Dataset rows for apps and sites:
:::::

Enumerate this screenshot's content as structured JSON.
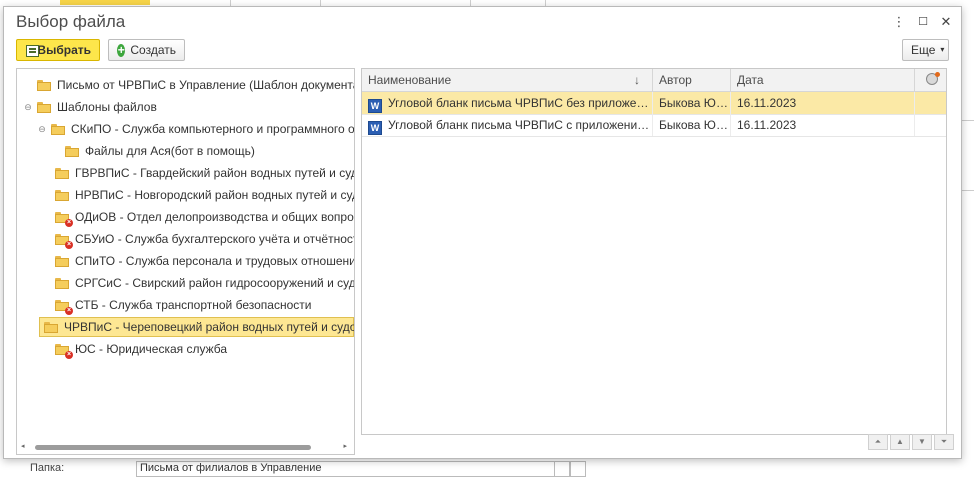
{
  "dialog": {
    "title": "Выбор файла",
    "menu_icon": "⋮",
    "maximize_icon": "☐",
    "close_icon": "✕"
  },
  "toolbar": {
    "choose_label": "Выбрать",
    "create_label": "Создать",
    "more_label": "Еще"
  },
  "tree": {
    "items": [
      {
        "label": "Письмо от ЧРВПиС в Управление (Шаблон документа)",
        "level": 0,
        "toggle": "",
        "deleted": false,
        "selected": false
      },
      {
        "label": "Шаблоны файлов",
        "level": 0,
        "toggle": "⊖",
        "deleted": false,
        "selected": false
      },
      {
        "label": "СКиПО - Служба компьютерного и программного обеспечения",
        "level": 1,
        "toggle": "⊖",
        "deleted": false,
        "selected": false
      },
      {
        "label": "Файлы для Ася(бот в помощь)",
        "level": 2,
        "toggle": "",
        "deleted": false,
        "selected": false
      },
      {
        "label": "ГВРВПиС - Гвардейский район водных путей и судоходства",
        "level": 1,
        "toggle": "",
        "deleted": false,
        "selected": false
      },
      {
        "label": "НРВПиС - Новгородский район водных путей и судоходства",
        "level": 1,
        "toggle": "",
        "deleted": false,
        "selected": false
      },
      {
        "label": "ОДиОВ - Отдел делопроизводства и общих вопросов",
        "level": 1,
        "toggle": "",
        "deleted": true,
        "selected": false
      },
      {
        "label": "СБУиО - Служба бухгалтерского учёта и отчётности",
        "level": 1,
        "toggle": "",
        "deleted": true,
        "selected": false
      },
      {
        "label": "СПиТО - Служба персонала и трудовых отношений",
        "level": 1,
        "toggle": "",
        "deleted": false,
        "selected": false
      },
      {
        "label": "СРГСиС - Свирский район гидросооружений и судоходства",
        "level": 1,
        "toggle": "",
        "deleted": false,
        "selected": false
      },
      {
        "label": "СТБ - Служба транспортной безопасности",
        "level": 1,
        "toggle": "",
        "deleted": true,
        "selected": false
      },
      {
        "label": "ЧРВПиС - Череповецкий район водных путей и судоходства",
        "level": 1,
        "toggle": "",
        "deleted": false,
        "selected": true
      },
      {
        "label": "ЮС - Юридическая служба",
        "level": 1,
        "toggle": "",
        "deleted": true,
        "selected": false
      }
    ],
    "scroll_left": "◂",
    "scroll_right": "▸"
  },
  "grid": {
    "columns": [
      "Наименование",
      "Автор",
      "Дата"
    ],
    "sort_indicator": "↓",
    "rows": [
      {
        "name": "Угловой бланк письма ЧРВПиС без приложения с подписью",
        "author": "Быкова Ю.А.",
        "date": "16.11.2023",
        "selected": true
      },
      {
        "name": "Угловой бланк письма ЧРВПиС с приложением с подписью",
        "author": "Быкова Ю.А.",
        "date": "16.11.2023",
        "selected": false
      }
    ],
    "file_icon_letter": "W"
  },
  "background": {
    "field_label": "Папка:",
    "field_value": "Письма от филиалов в Управление"
  }
}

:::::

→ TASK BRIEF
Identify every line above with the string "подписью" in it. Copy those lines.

→ SOLUTION FOR THIS TASK
        "name": "Угловой бланк письма ЧРВПиС без приложения с подписью",
        "name": "Угловой бланк письма ЧРВПиС с приложением с подписью",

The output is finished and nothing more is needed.